### EXERCISE GOAL
The entries need to be copied exactly as they stand, images left out.

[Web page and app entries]
○ ○ ○ ○ ○
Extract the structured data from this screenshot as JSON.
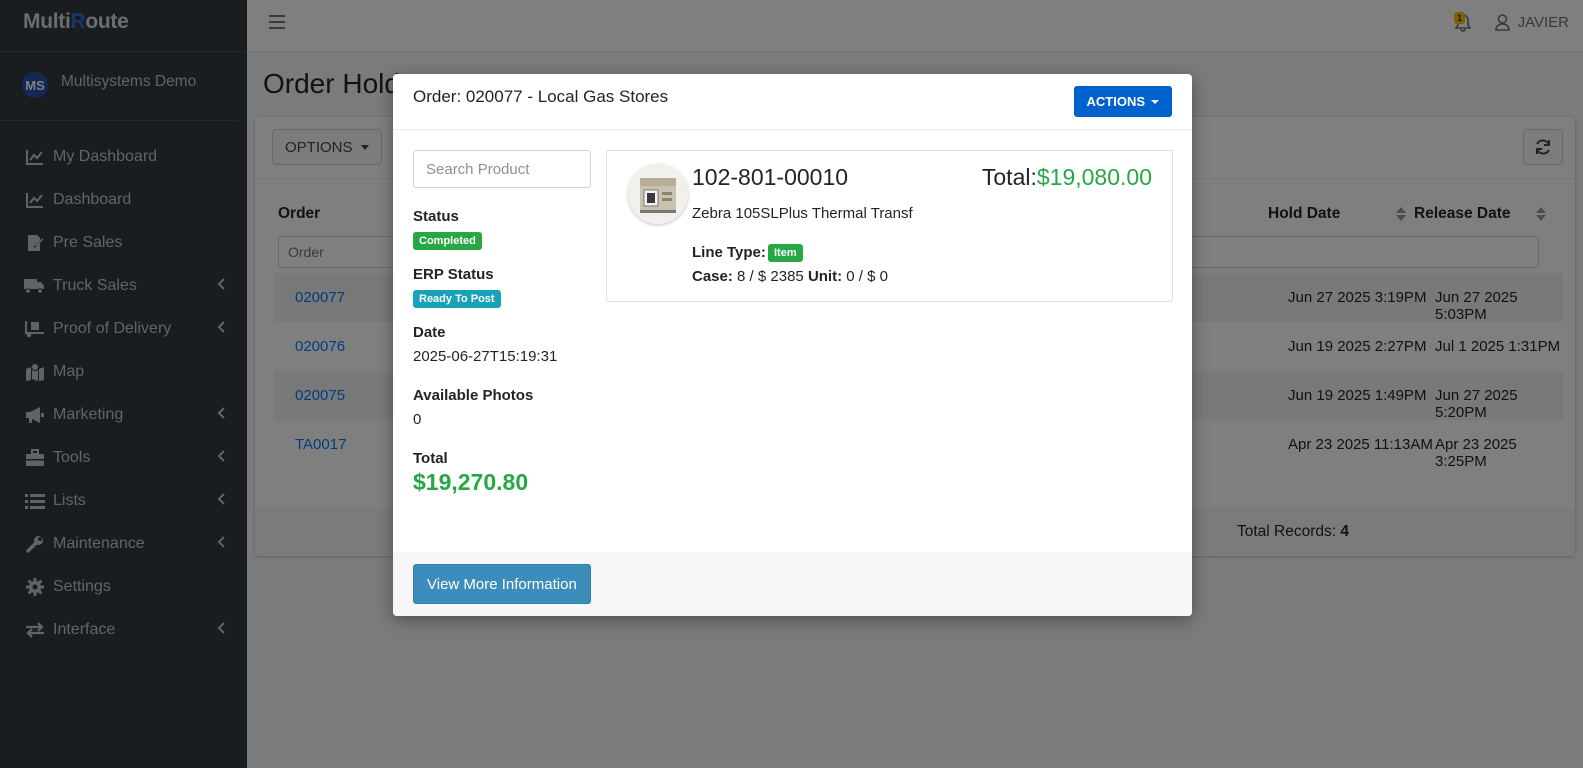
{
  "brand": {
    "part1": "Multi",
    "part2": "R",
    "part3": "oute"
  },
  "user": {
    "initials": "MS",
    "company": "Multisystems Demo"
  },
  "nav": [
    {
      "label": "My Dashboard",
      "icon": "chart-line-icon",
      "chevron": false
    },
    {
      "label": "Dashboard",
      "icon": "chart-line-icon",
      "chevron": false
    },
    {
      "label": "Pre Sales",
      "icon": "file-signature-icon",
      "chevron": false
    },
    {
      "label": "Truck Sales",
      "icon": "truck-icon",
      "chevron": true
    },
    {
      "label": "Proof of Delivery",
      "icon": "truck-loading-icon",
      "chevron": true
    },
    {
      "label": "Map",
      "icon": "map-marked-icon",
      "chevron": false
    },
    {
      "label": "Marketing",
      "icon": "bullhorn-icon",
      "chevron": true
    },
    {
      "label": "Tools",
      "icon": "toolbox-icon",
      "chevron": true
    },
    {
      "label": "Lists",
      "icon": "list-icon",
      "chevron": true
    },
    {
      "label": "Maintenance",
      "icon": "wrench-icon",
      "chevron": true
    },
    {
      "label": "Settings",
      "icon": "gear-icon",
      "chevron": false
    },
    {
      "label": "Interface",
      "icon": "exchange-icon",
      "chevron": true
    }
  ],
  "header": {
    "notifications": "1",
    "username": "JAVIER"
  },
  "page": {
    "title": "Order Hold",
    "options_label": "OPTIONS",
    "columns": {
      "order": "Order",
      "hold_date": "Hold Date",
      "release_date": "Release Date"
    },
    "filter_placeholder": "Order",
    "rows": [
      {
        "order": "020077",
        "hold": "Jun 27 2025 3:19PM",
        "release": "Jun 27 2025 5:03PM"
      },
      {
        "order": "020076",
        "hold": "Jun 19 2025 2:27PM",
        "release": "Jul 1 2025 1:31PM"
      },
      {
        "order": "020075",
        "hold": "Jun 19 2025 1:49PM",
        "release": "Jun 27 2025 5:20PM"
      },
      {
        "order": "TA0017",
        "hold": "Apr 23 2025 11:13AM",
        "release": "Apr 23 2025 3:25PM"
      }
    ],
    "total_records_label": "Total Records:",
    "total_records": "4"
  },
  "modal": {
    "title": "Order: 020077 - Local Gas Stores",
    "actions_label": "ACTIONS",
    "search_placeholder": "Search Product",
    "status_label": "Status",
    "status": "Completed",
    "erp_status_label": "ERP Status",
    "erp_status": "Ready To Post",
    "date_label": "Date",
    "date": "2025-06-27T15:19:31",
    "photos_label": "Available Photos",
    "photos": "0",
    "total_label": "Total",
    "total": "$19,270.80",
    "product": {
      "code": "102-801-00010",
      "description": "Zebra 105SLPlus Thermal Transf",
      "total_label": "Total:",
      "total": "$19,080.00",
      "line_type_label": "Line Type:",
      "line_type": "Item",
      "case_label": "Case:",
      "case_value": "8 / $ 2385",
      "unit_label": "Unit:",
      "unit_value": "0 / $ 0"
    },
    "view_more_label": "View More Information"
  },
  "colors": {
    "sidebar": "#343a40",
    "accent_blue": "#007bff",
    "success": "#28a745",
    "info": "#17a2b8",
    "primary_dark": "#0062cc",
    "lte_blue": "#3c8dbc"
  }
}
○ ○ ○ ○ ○
### ANSWER FOR THIS EXERCISE
Extract the structured data from this screenshot as JSON.
{
  "brand": {
    "part1": "Multi",
    "part2": "R",
    "part3": "oute"
  },
  "user": {
    "initials": "MS",
    "company": "Multisystems Demo"
  },
  "nav": [
    {
      "label": "My Dashboard",
      "icon": "chart-line-icon",
      "chevron": false
    },
    {
      "label": "Dashboard",
      "icon": "chart-line-icon",
      "chevron": false
    },
    {
      "label": "Pre Sales",
      "icon": "file-signature-icon",
      "chevron": false
    },
    {
      "label": "Truck Sales",
      "icon": "truck-icon",
      "chevron": true
    },
    {
      "label": "Proof of Delivery",
      "icon": "truck-loading-icon",
      "chevron": true
    },
    {
      "label": "Map",
      "icon": "map-marked-icon",
      "chevron": false
    },
    {
      "label": "Marketing",
      "icon": "bullhorn-icon",
      "chevron": true
    },
    {
      "label": "Tools",
      "icon": "toolbox-icon",
      "chevron": true
    },
    {
      "label": "Lists",
      "icon": "list-icon",
      "chevron": true
    },
    {
      "label": "Maintenance",
      "icon": "wrench-icon",
      "chevron": true
    },
    {
      "label": "Settings",
      "icon": "gear-icon",
      "chevron": false
    },
    {
      "label": "Interface",
      "icon": "exchange-icon",
      "chevron": true
    }
  ],
  "header": {
    "notifications": "1",
    "username": "JAVIER"
  },
  "page": {
    "title": "Order Hold",
    "options_label": "OPTIONS",
    "columns": {
      "order": "Order",
      "hold_date": "Hold Date",
      "release_date": "Release Date"
    },
    "filter_placeholder": "Order",
    "rows": [
      {
        "order": "020077",
        "hold": "Jun 27 2025 3:19PM",
        "release": "Jun 27 2025 5:03PM"
      },
      {
        "order": "020076",
        "hold": "Jun 19 2025 2:27PM",
        "release": "Jul 1 2025 1:31PM"
      },
      {
        "order": "020075",
        "hold": "Jun 19 2025 1:49PM",
        "release": "Jun 27 2025 5:20PM"
      },
      {
        "order": "TA0017",
        "hold": "Apr 23 2025 11:13AM",
        "release": "Apr 23 2025 3:25PM"
      }
    ],
    "total_records_label": "Total Records:",
    "total_records": "4"
  },
  "modal": {
    "title": "Order: 020077 - Local Gas Stores",
    "actions_label": "ACTIONS",
    "search_placeholder": "Search Product",
    "status_label": "Status",
    "status": "Completed",
    "erp_status_label": "ERP Status",
    "erp_status": "Ready To Post",
    "date_label": "Date",
    "date": "2025-06-27T15:19:31",
    "photos_label": "Available Photos",
    "photos": "0",
    "total_label": "Total",
    "total": "$19,270.80",
    "product": {
      "code": "102-801-00010",
      "description": "Zebra 105SLPlus Thermal Transf",
      "total_label": "Total:",
      "total": "$19,080.00",
      "line_type_label": "Line Type:",
      "line_type": "Item",
      "case_label": "Case:",
      "case_value": "8 / $ 2385",
      "unit_label": "Unit:",
      "unit_value": "0 / $ 0"
    },
    "view_more_label": "View More Information"
  },
  "colors": {
    "sidebar": "#343a40",
    "accent_blue": "#007bff",
    "success": "#28a745",
    "info": "#17a2b8",
    "primary_dark": "#0062cc",
    "lte_blue": "#3c8dbc"
  }
}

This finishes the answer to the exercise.